Home > Journals > The Quarterly Journal of Nuclear Medicine and Molecular Imaging > Past Issues > The Quarterly Journal of Nuclear Medicine and Molecular Imaging 2017 June;61(2) > The Quarterly Journal of Nuclear Medicine and Molecular Imaging 2017 June;61(2):181-204

CURRENT ISSUE
 

ARTICLE TOOLS

Publication history
Reprints
Cite this article as

THE QUARTERLY JOURNAL OF NUCLEAR MEDICINE AND MOLECULAR IMAGING

A Journal on Nuclear Medicine and Molecular Imaging


A Journal on Nuclear Medicine and Molecular Imaging
Affiliated to the Society of Radiopharmaceutical Sciences and to the International Research Group of Immunoscintigraphy
Indexed/Abstracted in: Current Contents/Clinical Medicine, EMBASE, PubMed/MEDLINE, Science Citation Index (SciSearch), Scopus
Impact Factor 2,481


eTOC

 

REVIEW  NEW TRACERS TO THE CLINIC: TRANSLATIONAL STUDIESFREEfree


The Quarterly Journal of Nuclear Medicine and Molecular Imaging 2017 June;61(2):181-204

DOI: 10.23736/S1824-4785.17.02969-7

Copyright © 2017 EDIZIONI MINERVA MEDICA

language: English

Radiolabeled inorganic nanoparticles for positron emission tomography imaging of cancer: an overview

Rubel CHAKRAVARTY 1, Shreya GOEL 2, Ashutosh DASH 1, Weibo CAI 2, 3, 4, 5

1 Radiopharmaceuticals Division, Bhabha Atomic Research Centre, Mumbai, India; 2 Materials Science Program, University of Wisconsin, Madison, WI, USA; 3 Department of Radiology, University of Wisconsin, Madison, WI, USA; 4 Department of Medical Physics, University of Wisconsin, Madison, WI, USA; 5 University of Wisconsin, Carbone Cancer Center, Madison, WI, USA


PDF  

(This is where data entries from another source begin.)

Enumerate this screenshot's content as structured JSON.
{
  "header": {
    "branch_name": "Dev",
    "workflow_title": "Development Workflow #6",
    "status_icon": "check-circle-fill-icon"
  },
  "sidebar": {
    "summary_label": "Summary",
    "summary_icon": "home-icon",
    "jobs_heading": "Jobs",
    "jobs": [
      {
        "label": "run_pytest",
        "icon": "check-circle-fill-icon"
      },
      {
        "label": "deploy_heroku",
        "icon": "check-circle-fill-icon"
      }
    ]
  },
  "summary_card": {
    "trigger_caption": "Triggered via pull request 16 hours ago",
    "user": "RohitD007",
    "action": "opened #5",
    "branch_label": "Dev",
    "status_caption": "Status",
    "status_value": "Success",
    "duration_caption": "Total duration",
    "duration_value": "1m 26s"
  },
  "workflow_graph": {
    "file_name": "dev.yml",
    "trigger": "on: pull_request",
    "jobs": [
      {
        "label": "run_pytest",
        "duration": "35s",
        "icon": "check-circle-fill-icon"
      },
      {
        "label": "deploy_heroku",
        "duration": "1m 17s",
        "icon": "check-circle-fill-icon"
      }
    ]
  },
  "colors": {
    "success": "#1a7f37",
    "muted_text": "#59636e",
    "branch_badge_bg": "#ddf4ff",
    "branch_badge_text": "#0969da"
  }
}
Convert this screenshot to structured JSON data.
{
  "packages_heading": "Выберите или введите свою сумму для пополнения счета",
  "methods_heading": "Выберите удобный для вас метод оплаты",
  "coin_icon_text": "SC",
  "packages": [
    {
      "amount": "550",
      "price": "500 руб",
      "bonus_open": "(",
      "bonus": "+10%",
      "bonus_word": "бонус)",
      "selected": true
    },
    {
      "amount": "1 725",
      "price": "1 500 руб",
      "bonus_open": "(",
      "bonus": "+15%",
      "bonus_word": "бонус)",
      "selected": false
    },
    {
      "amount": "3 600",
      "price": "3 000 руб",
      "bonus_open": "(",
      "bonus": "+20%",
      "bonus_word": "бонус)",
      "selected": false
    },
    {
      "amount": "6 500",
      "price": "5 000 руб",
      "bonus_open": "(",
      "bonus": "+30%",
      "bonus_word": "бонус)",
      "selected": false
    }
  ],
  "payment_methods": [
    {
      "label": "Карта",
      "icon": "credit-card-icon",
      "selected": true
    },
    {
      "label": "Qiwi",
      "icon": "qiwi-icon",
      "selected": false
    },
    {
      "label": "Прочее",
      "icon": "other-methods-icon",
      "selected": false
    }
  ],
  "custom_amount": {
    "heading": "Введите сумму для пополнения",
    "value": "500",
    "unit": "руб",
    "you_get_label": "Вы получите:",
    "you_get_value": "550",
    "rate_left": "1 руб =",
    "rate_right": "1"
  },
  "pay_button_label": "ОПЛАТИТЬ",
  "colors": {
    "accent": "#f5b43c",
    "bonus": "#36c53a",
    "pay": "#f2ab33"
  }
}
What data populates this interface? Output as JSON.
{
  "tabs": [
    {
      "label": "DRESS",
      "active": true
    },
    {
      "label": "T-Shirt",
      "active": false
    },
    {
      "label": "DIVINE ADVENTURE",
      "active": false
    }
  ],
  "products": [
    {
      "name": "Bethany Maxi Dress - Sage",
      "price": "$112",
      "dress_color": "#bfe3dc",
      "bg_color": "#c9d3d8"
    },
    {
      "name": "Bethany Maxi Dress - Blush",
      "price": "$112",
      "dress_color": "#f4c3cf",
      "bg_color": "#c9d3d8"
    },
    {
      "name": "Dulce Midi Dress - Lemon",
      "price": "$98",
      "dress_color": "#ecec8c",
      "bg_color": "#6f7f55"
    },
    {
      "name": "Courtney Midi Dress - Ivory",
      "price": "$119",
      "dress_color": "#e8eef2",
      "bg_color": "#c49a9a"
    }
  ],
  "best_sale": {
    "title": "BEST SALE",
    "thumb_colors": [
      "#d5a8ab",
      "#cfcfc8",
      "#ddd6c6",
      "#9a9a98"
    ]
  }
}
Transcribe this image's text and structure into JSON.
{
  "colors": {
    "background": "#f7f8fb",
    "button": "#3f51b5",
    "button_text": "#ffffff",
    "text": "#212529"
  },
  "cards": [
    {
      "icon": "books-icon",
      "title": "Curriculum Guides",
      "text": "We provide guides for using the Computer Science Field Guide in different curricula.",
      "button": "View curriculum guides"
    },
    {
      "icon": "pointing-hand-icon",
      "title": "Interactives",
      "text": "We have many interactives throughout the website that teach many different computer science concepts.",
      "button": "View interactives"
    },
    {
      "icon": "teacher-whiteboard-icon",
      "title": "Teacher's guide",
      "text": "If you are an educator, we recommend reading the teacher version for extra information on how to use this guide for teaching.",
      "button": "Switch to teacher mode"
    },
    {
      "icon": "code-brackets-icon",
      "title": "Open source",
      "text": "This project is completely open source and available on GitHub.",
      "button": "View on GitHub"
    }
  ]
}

Over the last few years, a plethora of radiolabeled inorganic nanoparticles have been developed and evaluated for their potential use as probes in positron emission tomography (PET) imaging of a wide variety of cancers. Inorganic nanoparticles represent an emerging paradigm in molecular imaging probe design, allowing the incorporation of various imaging modalities, targeting ligands, and therapeutic payloads into a single vector. A major challenge in this endeavor is to develop disease-specific nanoparticles with facile and robust radiolabeling strategies. Also, the radiolabeled nanoparticles should demonstrate adequate in vitro and in vivo stability, enhanced sensitivity for detection of disease at an early stage, optimized in vivo pharmacokinetics for reduced non-specific organ uptake, and improved targeting for achieving high efficacy. Owing to these challenges and other technological and regulatory issues, only a single radiolabeled nanoparticle formulation, namely “C-dots” (Cornell dots), has found its way into clinical trials thus far. This review describes the available options for radiolabeling of nanoparticles and summarizes the recent developments in PET imaging of cancer in preclinical and clinical settings using radiolabeled nanoparticles as probes. The key considerations toward clinical translation of these novel PET imaging probes are discussed, which will be beneficial for advancement of the field.


KEY WORDS: Neoplasms - Molecular imaging - Nanoparticles - Positron-emission tomography - Theranostic nanomedicine

top of page

Publication History

Issue published online: March 22, 2017
Article first published online: January 26, 2017

Cite this article as

Chakravarty R, Goel S, Dash A, Cai W. Radiolabeled inorganic nanoparticles for positron emission tomography imaging of cancer: an overview. Q J Nucl Med Mol Imaging 2017;61:181-204. DOI: 10.23736/S1824-4785.17.02969-7

Corresponding author e-mail

rubelc@barc.gov.in